Orlando Tumacdor and Rick Lopule are the foundation of PowerPraise! Hawaii, the contemporary Christian group that introduces itself here. Tumacdor is the group's writer and executive producer, Lopule provides the electronic music tracks; he also shares credit with producer/vocalist Jan Shima for the arrangements. Kanoe Gibson, Clint Torres, and Donny and Norris Alaiasa join Shima on vocals.
Unlike traditional hymns such as "Amazing Grace" or gospel classics like "(There'll Be) Peace in the Valley (For Me)," contemporary "praise music" emphasizes the lyric message rather than melody, conventional rhyming patterns, arrangements or hooks. An airy synth-track sound dominates here, along with a cheery up-tempo spirit reminiscent of the "Up With People" show of years back. The voices are the focal point as the group praises God and Jesus Christ while occasionally seeming to praise themselves for doing so.
Christians who are into the "worship team" approach to public worship will find their commitment to Christ reinforced by PowerPraise! Hawaii.
"Island Roots, Vol. 6: Burnin' Mix"
There was a time when anthology albums like this one were financial lifesavers for teens on a budget. If it contained enough of the songs you were looking for, you could get several of your favorites with one purchase.
So much for ancient history! These days, many whose wants exceed their budget burn what they want illegally, including anything of interest here.
The musical "roots" being showcased are those of Jamaica as interpreted by contemporary Jawaiian artists. Two notable exceptions are Aziel, who slips some Samoan vocabulary into "Bright Sunny Day," and O-shen, who uses Niugini pidgin on "Burn It Up." B.E.T., Ho'onu'a, Pati and Kanalo are among the other local hit-makers included.
Producers John Iervolino and Eric Lagrimas deserve credit for providing a bit of extra value with brief artists' bios. (Note, however, that Kanalo was a sextet, not a female duo, when it won KCCN/FM100's "Pride of the Islands" contest; the current Jenn "J-RoQ" Wright and Zaysha "ZZ Girl" Labrador partnership came much later.)

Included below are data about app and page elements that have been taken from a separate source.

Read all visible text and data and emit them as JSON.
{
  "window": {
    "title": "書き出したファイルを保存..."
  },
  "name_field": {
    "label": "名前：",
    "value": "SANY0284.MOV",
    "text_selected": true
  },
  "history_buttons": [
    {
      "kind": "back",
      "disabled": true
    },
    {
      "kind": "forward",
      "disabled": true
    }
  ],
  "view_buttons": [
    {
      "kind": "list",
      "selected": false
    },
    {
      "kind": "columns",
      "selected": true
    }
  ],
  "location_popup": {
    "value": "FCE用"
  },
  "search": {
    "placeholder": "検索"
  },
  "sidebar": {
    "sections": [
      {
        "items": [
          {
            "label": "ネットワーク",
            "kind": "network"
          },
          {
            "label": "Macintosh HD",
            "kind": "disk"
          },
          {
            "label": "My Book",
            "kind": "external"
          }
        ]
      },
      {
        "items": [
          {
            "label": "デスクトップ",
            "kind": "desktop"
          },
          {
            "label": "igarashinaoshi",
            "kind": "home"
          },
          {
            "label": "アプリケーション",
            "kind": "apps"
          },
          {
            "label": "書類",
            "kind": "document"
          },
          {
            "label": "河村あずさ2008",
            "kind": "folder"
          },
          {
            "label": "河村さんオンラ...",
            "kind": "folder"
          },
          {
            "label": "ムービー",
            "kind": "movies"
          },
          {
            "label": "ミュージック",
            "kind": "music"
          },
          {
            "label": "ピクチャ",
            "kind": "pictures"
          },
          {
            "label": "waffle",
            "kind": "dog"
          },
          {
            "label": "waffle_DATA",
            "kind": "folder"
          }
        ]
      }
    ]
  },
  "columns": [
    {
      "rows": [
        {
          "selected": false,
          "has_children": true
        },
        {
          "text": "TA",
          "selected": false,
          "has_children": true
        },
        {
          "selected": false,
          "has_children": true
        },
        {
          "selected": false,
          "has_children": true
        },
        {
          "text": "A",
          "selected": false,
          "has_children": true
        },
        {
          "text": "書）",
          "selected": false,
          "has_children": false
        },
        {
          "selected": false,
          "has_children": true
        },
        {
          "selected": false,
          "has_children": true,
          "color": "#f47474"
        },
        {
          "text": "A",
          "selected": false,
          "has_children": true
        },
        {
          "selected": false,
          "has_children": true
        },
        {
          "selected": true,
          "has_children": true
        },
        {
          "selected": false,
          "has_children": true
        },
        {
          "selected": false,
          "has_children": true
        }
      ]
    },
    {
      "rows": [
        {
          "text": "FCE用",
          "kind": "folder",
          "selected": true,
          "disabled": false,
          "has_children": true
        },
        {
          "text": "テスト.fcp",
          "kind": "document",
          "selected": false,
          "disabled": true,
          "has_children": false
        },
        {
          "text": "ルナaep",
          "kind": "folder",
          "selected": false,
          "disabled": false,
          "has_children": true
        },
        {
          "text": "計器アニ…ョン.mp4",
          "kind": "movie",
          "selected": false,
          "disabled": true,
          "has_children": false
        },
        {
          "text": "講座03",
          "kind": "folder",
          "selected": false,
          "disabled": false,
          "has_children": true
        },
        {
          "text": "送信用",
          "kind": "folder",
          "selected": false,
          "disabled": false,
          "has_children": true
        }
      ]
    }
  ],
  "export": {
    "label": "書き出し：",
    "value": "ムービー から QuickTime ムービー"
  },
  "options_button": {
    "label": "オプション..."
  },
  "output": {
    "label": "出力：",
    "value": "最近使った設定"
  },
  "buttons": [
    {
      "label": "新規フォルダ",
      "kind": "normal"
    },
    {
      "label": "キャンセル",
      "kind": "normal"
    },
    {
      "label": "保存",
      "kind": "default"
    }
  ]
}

The primary incentive to buy, not burn, is the eye-candy factor provided by the cover model. The cover unfolds into a G-rated poster, reason enough for teenage males to buy, not burn.
"Modern Songs of Japan"
This is the second of two reissues of albums released by George Ching's 49th State Hawaii label during the 1950s. With the end of World War II in 1945, Japanese entertainers had resumed playing American pop music in Japan, and musicians of Japanese and Okinawan ancestry began recording Japanese hits for sale here.
Ching signed Club Nisei and recorded an assortment of Japanese pop hits and cross-cultural curiosities that featured Japanese vocalists singing English lyrics with heavy Japanese accents. Ching's recordings were out of print for almost 50 years, and their reissue on CD was welcomed by Japanese Americans who enjoyed them in the 1950s.
Would-be buyers should note that these recordings were released by HanaOla several years ago on two excellent anthologies, "Club Nisei" and "Club Nisei -- Encore," which contain extensive background information by annotator Billy Rose. Rose wasn't involved with the new reissues, and they don't have composers' credits. (Reissue dates for the two later Club Nisei albums have not been announced.)
, who has covered the local entertainment scene since 1972, writes reviews of recordings produced by Hawaii artists. See the Star-Bulletin's Today section on Fridays for the latest reviews. Reach John Berger at email@example.com